» TASK GOAL:
Without the pictures, set down the records below word for word.

[Dataset records]

=======

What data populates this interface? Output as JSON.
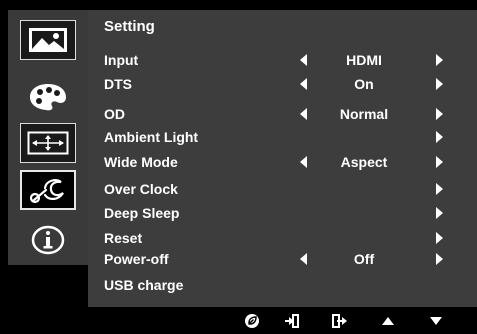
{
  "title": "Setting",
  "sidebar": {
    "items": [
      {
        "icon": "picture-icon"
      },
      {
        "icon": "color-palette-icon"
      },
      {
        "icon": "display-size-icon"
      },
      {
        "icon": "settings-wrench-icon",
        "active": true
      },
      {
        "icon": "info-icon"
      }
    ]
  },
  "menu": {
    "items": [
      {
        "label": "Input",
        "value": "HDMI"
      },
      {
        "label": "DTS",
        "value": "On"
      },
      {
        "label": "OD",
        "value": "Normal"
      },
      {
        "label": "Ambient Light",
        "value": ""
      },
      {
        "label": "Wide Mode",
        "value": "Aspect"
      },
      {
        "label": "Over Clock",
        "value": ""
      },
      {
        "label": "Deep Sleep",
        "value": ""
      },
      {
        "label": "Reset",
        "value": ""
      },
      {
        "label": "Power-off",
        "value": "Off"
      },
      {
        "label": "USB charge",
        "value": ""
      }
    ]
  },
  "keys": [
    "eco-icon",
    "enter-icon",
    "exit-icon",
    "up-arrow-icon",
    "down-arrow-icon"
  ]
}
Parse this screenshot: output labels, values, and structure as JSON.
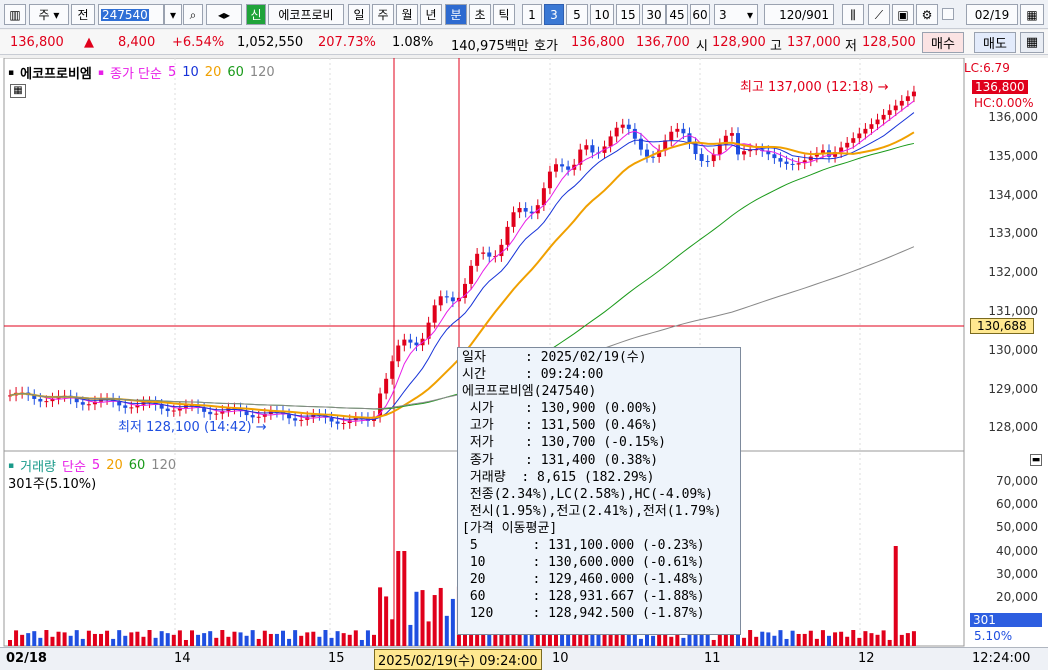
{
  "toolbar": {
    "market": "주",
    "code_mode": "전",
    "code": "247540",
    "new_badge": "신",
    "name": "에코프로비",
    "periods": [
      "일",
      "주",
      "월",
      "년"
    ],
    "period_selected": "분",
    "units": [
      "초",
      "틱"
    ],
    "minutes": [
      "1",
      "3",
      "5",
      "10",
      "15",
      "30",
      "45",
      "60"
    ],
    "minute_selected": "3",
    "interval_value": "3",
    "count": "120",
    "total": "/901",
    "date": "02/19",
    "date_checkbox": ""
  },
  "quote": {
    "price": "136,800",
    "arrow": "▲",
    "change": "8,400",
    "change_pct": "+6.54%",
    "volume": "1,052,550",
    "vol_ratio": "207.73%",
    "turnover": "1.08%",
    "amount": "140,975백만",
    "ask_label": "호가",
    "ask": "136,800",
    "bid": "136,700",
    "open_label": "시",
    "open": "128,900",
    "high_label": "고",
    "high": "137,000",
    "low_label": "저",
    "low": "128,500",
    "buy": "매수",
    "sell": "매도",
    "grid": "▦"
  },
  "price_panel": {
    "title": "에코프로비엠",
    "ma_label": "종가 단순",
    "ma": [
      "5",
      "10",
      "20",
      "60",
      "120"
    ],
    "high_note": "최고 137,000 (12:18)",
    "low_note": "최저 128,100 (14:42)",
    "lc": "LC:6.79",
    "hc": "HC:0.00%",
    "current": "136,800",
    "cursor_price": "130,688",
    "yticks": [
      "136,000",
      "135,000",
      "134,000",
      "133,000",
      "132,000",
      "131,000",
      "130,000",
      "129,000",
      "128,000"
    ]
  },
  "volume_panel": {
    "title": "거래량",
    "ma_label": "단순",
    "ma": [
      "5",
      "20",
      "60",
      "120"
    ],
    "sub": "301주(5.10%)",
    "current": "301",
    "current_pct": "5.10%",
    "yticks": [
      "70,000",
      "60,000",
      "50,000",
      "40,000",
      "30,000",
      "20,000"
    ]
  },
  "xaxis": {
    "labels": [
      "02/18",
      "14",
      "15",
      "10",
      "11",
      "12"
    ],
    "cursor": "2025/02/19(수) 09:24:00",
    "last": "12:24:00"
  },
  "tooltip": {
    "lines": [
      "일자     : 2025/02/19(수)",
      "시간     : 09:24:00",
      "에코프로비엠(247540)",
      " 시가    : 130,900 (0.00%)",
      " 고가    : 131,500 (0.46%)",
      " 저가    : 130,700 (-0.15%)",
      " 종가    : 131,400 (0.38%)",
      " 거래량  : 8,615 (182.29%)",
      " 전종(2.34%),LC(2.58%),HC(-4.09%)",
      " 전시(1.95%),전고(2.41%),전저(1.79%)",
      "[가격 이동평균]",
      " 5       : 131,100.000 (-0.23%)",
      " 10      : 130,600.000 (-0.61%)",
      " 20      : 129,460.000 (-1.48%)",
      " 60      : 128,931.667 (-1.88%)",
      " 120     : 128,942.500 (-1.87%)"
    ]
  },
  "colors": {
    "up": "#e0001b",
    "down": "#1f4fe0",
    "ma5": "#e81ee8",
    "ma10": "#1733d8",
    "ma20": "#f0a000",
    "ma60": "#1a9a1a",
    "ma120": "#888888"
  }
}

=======

» TASK SOLUTION:
What data populates this interface? Output as JSON.
{
  "title": "Setting",
  "sidebar": {
    "items": [
      {
        "icon": "picture-icon"
      },
      {
        "icon": "color-palette-icon"
      },
      {
        "icon": "display-size-icon"
      },
      {
        "icon": "settings-wrench-icon",
        "active": true
      },
      {
        "icon": "info-icon"
      }
    ]
  },
  "menu": {
    "items": [
      {
        "label": "Input",
        "value": "HDMI"
      },
      {
        "label": "DTS",
        "value": "On"
      },
      {
        "label": "OD",
        "value": "Normal"
      },
      {
        "label": "Ambient Light",
        "value": ""
      },
      {
        "label": "Wide Mode",
        "value": "Aspect"
      },
      {
        "label": "Over Clock",
        "value": ""
      },
      {
        "label": "Deep Sleep",
        "value": ""
      },
      {
        "label": "Reset",
        "value": ""
      },
      {
        "label": "Power-off",
        "value": "Off"
      },
      {
        "label": "USB charge",
        "value": ""
      }
    ]
  },
  "keys": [
    "eco-icon",
    "enter-icon",
    "exit-icon",
    "up-arrow-icon",
    "down-arrow-icon"
  ]
}
Parse this screenshot: output labels, values, and structure as JSON.
{
  "toolbar": {
    "market": "주",
    "code_mode": "전",
    "code": "247540",
    "new_badge": "신",
    "name": "에코프로비",
    "periods": [
      "일",
      "주",
      "월",
      "년"
    ],
    "period_selected": "분",
    "units": [
      "초",
      "틱"
    ],
    "minutes": [
      "1",
      "3",
      "5",
      "10",
      "15",
      "30",
      "45",
      "60"
    ],
    "minute_selected": "3",
    "interval_value": "3",
    "count": "120",
    "total": "/901",
    "date": "02/19",
    "date_checkbox": ""
  },
  "quote": {
    "price": "136,800",
    "arrow": "▲",
    "change": "8,400",
    "change_pct": "+6.54%",
    "volume": "1,052,550",
    "vol_ratio": "207.73%",
    "turnover": "1.08%",
    "amount": "140,975백만",
    "ask_label": "호가",
    "ask": "136,800",
    "bid": "136,700",
    "open_label": "시",
    "open": "128,900",
    "high_label": "고",
    "high": "137,000",
    "low_label": "저",
    "low": "128,500",
    "buy": "매수",
    "sell": "매도",
    "grid": "▦"
  },
  "price_panel": {
    "title": "에코프로비엠",
    "ma_label": "종가 단순",
    "ma": [
      "5",
      "10",
      "20",
      "60",
      "120"
    ],
    "high_note": "최고 137,000 (12:18)",
    "low_note": "최저 128,100 (14:42)",
    "lc": "LC:6.79",
    "hc": "HC:0.00%",
    "current": "136,800",
    "cursor_price": "130,688",
    "yticks": [
      "136,000",
      "135,000",
      "134,000",
      "133,000",
      "132,000",
      "131,000",
      "130,000",
      "129,000",
      "128,000"
    ]
  },
  "volume_panel": {
    "title": "거래량",
    "ma_label": "단순",
    "ma": [
      "5",
      "20",
      "60",
      "120"
    ],
    "sub": "301주(5.10%)",
    "current": "301",
    "current_pct": "5.10%",
    "yticks": [
      "70,000",
      "60,000",
      "50,000",
      "40,000",
      "30,000",
      "20,000"
    ]
  },
  "xaxis": {
    "labels": [
      "02/18",
      "14",
      "15",
      "10",
      "11",
      "12"
    ],
    "cursor": "2025/02/19(수) 09:24:00",
    "last": "12:24:00"
  },
  "tooltip": {
    "lines": [
      "일자     : 2025/02/19(수)",
      "시간     : 09:24:00",
      "에코프로비엠(247540)",
      " 시가    : 130,900 (0.00%)",
      " 고가    : 131,500 (0.46%)",
      " 저가    : 130,700 (-0.15%)",
      " 종가    : 131,400 (0.38%)",
      " 거래량  : 8,615 (182.29%)",
      " 전종(2.34%),LC(2.58%),HC(-4.09%)",
      " 전시(1.95%),전고(2.41%),전저(1.79%)",
      "[가격 이동평균]",
      " 5       : 131,100.000 (-0.23%)",
      " 10      : 130,600.000 (-0.61%)",
      " 20      : 129,460.000 (-1.48%)",
      " 60      : 128,931.667 (-1.88%)",
      " 120     : 128,942.500 (-1.87%)"
    ]
  },
  "colors": {
    "up": "#e0001b",
    "down": "#1f4fe0",
    "ma5": "#e81ee8",
    "ma10": "#1733d8",
    "ma20": "#f0a000",
    "ma60": "#1a9a1a",
    "ma120": "#888888"
  }
}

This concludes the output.